TECHNOLOGY
Qualcomm awarded millions in Apple suit

Qualcomm won the first U.S. jury trial in its global dispute with Apple over how much the iPhone maker should pay for using the chipmaker’s patented technology.

A federal jury in San Diego awarded Qualcomm about $31.6 million in damages on its patent infringement claims Friday, the amount Qualcomm had sought.

The verdict boosts Qualcomm’s contention that its patent portfolio provides significant value to smartphones beyond the ability to connect to a telecommunications network. The disputed patents pertain to technology for graphics processing and battery conservation, which the firm says improves the efficiency and reduces the cost of smartphones.

Apple and Qualcomm didn’t immediately respond to requests for comment.

Qualcomm has lost billions of dollars in revenue after Apple stopped paying patent royalties in 2017.

— Bloomberg News

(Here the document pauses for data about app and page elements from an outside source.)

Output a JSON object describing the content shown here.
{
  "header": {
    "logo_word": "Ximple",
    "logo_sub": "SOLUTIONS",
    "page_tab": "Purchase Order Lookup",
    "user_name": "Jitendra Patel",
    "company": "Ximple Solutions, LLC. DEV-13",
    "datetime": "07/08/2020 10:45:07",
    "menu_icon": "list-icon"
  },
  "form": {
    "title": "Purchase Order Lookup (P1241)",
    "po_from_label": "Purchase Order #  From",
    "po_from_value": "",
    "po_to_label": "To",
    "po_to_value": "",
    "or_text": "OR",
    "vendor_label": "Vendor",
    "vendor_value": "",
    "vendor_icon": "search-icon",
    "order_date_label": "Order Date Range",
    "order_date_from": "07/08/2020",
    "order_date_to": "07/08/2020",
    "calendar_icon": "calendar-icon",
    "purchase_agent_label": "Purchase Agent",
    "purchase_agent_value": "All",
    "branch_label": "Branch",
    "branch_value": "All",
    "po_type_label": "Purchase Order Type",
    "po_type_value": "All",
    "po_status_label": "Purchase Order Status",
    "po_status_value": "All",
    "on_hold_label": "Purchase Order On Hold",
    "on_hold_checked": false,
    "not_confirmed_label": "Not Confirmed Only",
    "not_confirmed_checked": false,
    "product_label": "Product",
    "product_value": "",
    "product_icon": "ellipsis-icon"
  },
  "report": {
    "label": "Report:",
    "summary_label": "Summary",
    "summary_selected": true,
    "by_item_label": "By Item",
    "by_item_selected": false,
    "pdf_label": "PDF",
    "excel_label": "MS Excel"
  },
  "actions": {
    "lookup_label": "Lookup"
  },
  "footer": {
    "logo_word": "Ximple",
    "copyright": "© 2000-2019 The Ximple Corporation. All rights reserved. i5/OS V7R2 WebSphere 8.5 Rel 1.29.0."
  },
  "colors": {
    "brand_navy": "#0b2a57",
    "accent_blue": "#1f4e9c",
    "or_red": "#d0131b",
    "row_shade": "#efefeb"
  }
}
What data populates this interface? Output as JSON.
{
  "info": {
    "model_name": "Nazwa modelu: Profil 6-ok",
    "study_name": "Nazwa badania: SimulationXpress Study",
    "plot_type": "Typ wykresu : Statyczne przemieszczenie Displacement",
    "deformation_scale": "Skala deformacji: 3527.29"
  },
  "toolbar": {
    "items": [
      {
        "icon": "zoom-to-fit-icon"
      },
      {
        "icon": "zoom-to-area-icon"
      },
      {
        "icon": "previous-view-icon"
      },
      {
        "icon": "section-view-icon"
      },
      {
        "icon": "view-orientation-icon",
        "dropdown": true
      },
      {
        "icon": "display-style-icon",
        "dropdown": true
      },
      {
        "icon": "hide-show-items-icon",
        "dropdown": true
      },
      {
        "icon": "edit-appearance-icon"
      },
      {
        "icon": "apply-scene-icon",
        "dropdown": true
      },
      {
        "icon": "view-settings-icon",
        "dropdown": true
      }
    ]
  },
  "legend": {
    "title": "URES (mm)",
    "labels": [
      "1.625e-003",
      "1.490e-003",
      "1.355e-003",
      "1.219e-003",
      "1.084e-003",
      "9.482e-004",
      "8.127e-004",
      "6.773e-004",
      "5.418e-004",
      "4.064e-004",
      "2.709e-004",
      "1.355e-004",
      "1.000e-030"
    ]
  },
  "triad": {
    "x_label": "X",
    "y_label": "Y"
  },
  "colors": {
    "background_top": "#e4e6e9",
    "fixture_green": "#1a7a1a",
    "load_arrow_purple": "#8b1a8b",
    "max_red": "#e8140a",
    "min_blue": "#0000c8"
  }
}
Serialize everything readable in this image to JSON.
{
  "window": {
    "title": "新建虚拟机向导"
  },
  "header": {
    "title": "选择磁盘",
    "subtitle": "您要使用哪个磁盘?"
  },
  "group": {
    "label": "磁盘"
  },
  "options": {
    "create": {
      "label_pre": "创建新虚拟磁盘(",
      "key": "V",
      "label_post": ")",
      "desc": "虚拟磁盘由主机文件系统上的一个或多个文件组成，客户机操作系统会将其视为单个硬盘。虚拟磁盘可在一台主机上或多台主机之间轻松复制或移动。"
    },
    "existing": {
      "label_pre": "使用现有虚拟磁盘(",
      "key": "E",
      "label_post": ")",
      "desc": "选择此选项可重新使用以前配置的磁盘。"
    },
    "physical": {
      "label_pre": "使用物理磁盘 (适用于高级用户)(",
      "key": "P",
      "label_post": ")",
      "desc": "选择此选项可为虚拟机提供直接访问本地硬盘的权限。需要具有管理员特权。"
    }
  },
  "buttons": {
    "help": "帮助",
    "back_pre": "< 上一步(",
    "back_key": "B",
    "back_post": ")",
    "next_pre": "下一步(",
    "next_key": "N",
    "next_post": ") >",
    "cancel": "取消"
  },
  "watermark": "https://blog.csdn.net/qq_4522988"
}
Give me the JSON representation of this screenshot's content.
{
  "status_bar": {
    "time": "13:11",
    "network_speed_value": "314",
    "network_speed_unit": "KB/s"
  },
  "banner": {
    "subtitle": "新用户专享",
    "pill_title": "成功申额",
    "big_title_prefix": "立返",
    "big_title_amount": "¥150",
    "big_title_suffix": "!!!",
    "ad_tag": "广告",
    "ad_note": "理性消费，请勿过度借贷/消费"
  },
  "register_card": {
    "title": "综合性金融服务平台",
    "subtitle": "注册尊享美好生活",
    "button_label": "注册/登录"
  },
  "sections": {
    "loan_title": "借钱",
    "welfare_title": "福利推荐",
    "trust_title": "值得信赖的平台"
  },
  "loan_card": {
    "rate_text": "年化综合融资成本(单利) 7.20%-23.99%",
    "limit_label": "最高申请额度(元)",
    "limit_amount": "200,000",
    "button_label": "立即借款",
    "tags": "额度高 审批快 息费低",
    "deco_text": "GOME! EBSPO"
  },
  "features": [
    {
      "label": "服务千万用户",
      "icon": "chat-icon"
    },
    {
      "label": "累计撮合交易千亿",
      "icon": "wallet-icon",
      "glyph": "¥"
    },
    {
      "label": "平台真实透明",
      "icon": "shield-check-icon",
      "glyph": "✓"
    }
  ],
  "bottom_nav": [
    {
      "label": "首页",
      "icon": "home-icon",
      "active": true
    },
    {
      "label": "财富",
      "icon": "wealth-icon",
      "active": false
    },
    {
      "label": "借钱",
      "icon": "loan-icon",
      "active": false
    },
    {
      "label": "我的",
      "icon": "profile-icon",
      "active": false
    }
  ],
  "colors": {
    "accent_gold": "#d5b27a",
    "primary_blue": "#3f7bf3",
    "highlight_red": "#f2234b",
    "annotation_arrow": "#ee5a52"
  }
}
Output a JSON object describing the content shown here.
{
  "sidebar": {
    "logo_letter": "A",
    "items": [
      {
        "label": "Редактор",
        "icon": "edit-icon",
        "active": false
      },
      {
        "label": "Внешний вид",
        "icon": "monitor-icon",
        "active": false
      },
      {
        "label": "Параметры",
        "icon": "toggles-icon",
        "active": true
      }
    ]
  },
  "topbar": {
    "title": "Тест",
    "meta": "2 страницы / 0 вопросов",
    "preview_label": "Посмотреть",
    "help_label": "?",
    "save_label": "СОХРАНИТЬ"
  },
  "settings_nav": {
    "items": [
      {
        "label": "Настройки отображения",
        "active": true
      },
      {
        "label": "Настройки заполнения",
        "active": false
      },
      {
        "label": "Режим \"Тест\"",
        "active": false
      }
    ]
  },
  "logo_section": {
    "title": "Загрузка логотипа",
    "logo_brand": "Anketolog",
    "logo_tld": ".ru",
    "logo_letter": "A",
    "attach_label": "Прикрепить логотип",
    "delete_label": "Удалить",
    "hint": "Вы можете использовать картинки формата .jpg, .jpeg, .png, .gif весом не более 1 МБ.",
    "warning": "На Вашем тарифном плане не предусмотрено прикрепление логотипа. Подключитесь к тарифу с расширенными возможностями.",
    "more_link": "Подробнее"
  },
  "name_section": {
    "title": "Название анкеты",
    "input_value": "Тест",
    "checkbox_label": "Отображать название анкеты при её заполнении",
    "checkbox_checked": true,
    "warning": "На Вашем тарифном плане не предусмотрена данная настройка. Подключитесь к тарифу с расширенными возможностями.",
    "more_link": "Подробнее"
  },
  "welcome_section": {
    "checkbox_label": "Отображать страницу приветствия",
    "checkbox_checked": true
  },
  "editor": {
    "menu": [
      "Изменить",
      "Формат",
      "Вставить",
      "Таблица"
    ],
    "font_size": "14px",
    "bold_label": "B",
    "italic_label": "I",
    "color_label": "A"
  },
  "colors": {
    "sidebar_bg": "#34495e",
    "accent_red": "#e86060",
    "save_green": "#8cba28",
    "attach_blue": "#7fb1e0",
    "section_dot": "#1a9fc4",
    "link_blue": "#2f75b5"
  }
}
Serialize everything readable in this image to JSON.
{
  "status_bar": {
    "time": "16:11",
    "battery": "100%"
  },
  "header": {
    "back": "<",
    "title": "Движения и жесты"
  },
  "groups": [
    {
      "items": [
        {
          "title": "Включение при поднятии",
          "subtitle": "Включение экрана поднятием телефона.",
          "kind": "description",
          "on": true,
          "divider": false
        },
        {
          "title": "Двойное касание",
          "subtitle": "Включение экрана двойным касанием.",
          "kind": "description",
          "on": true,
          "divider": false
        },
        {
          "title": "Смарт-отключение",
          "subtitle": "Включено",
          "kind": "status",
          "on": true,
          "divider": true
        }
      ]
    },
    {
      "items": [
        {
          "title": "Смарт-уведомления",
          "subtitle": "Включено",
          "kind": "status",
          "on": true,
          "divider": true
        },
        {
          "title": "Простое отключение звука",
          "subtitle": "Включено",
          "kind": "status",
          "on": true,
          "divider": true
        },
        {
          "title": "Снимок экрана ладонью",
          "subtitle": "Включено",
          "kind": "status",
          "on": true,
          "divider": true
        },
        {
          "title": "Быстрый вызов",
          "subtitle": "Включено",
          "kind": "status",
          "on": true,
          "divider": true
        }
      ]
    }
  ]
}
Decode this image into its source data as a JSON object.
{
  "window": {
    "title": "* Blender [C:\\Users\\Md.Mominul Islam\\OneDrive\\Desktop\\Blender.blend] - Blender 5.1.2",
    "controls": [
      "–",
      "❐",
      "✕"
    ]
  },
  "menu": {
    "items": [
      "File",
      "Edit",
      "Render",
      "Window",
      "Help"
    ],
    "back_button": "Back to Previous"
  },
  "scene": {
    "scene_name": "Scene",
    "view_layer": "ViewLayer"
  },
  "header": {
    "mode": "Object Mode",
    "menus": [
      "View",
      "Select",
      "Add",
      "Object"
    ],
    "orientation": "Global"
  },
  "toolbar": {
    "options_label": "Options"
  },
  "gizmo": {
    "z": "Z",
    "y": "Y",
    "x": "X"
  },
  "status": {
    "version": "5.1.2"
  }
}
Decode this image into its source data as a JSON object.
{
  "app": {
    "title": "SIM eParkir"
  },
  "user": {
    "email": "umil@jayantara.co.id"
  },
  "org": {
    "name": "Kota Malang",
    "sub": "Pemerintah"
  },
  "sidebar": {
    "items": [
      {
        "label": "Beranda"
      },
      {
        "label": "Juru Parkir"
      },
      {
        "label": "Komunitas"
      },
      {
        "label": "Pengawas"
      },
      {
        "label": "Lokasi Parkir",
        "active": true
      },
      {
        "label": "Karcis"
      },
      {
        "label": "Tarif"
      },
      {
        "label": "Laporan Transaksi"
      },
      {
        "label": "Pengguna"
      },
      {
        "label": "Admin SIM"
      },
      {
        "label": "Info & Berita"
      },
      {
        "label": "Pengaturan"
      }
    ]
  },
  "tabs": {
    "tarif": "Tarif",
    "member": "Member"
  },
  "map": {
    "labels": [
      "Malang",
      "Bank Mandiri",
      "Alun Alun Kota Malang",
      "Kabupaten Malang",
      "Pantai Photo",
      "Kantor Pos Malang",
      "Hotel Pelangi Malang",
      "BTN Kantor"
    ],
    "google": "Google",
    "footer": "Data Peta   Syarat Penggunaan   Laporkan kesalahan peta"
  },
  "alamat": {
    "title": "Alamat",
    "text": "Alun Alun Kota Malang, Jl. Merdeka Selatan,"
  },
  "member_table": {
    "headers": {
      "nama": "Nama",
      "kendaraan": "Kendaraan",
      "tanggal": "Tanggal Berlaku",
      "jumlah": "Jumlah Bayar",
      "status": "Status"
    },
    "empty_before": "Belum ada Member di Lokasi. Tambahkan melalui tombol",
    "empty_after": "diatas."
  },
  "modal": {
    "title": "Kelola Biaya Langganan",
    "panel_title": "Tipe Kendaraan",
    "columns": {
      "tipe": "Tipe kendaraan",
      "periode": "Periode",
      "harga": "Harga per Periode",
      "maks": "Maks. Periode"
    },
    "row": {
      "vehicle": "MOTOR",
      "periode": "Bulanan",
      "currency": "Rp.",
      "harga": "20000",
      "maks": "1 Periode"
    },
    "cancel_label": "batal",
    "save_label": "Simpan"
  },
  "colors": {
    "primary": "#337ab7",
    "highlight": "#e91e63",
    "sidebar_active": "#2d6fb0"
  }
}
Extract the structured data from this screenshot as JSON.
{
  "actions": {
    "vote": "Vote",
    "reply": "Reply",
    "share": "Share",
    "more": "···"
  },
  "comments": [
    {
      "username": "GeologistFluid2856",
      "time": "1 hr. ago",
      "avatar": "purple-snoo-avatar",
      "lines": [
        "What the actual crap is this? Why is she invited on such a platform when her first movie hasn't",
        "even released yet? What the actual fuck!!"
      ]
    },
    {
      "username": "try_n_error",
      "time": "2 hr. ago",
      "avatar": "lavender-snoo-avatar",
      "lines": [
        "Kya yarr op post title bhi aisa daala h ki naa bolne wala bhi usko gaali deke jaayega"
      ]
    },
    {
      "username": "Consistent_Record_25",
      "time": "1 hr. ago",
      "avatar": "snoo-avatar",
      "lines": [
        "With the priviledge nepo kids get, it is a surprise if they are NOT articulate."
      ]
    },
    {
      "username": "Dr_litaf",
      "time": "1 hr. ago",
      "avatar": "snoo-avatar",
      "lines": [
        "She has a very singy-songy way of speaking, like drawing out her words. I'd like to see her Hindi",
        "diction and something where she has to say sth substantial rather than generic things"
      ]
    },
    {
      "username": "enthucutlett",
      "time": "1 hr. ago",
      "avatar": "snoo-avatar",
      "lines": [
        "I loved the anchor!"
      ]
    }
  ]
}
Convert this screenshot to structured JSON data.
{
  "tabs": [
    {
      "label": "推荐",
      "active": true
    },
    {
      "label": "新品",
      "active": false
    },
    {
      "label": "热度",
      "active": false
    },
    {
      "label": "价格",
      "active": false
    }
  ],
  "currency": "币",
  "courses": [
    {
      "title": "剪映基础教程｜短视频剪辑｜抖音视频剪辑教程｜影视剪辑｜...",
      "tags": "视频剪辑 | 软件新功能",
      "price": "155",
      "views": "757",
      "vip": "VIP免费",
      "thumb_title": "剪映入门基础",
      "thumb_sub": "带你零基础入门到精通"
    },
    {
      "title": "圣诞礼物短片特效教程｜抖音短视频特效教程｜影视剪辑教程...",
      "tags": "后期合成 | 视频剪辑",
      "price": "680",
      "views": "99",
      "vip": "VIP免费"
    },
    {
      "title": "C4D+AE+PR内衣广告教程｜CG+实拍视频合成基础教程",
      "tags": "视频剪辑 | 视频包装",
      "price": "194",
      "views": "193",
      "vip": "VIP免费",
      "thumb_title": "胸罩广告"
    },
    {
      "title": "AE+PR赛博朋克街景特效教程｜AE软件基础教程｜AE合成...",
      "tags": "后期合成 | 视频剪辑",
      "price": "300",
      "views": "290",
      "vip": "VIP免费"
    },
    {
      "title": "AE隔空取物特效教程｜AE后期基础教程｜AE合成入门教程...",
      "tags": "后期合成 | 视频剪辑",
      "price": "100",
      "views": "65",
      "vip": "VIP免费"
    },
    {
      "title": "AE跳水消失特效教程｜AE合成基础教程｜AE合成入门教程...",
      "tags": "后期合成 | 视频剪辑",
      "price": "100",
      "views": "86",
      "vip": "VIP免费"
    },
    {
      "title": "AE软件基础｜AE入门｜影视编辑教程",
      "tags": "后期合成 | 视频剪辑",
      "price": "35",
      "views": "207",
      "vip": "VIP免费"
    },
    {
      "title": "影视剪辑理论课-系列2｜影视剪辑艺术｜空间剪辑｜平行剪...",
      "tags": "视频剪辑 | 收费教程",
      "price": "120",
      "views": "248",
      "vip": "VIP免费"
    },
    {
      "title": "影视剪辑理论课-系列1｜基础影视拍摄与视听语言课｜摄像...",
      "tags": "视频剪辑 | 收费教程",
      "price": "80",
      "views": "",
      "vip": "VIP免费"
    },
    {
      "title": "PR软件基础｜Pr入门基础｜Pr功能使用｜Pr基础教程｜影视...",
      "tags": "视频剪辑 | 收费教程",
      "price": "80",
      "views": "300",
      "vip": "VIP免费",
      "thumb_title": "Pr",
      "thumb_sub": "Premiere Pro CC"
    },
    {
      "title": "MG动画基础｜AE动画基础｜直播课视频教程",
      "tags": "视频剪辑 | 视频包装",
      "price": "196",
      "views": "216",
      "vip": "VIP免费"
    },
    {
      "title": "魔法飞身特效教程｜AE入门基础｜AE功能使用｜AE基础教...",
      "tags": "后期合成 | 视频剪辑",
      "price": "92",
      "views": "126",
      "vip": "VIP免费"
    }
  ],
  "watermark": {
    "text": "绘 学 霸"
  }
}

AIRLINE INDUSTRY
American Airlines stops Venezuela flights

American Airlines is stopping flights to Venezuela because of safety concerns after the pilots’ union told its members to refuse to work the flights.

American was the last major U.S. carrier to fly to the troubled country. It flew daily to Caracas and Maracaibo from Miami.

The airline said Friday that it temporarily stopped the flights as it evaluated conditions in Venezuela, where civil unrest has increased amid opposition to President Nicolás Maduro. “American will not operate to countries we don’t consider safe,” said spokesman Ross Feinstein.

The decision followed a union president’s order Thursday night that American Airlines pilots refuse Venezuela assignments.

Daniel Carey of the Allied Pilots Association noted that the State Department issued a warning about crime and detention of American citizens in Venezuela. The United States pulled its last diplomats out of the country Thursday.

— Associated Press

EMPLOYMENT
U.S. job openings increased in January

U.S. job openings rose in January as the employers in wholesale trade, real estate and government sought workers in a tight labor market.

The number of positions waiting to be filled increased by 102,000 to 7.58 million, from an upwardly revised 7.48 million in the prior month, according to the Labor Department’s Job Openings and Labor Turnover Survey, or JOLTS, released Friday. The quits rate was unchanged at 2.3 percent as 5.55 million Americans left jobs.

The rising number of job openings add to evidence that employers are having difficulties in finding suitable workers. The February payroll figures pointed to the likelihood of a moderation in job gains this year as economic growth slows amid an uptick in wage gains.

— Bloomberg News

Also in Business

PwC agreed to pay $335 million to settle allegations by the Federal Deposit Insurance Corp. that the firm was negligent in its audits of Colonial BancGroup, an Alabama bank that collapsed after the 2008 financial crisis. The FDIC announced the agreement on Friday. In July, a federal judge ordered the accounting firm to pay $625 million after ruling that it had failed in its audits of the bank from 2003 to 2005, and for 2008. PwC didn't design the audits to detect fraud or gather enough evidence, according to U.S. District Judge Barbara Jacobs Rothstein.

CBS directors agreed to pay $1.25 million to settle claims that they improperly awarded network owner Sumner Redstone millions of dollars in compensation after he became incapacitated in 2014. Board members of the nation's most-watched network agreed to resolve the investors' lawsuit, according to a March 14 filing in a Delaware state court. The money is slated go back into the network's coffers and not to individual shareholders, according to the filing.

U.S. factory production slumped for a second month in February, missing forecasts for a pickup, indicating head winds from the trade war to slower global growth are weighing on manufacturers. Still, the prior month's drop was revised up. Manufacturing output fell 0.4 percent after a revised 0.5 percent decline in January, Federal Reserve data showed Friday. Total industrial production, which also includes mines and utilities, rose 0.1 percent after a revised 0.4 percent decrease that was also upwardly revised.

— From news reports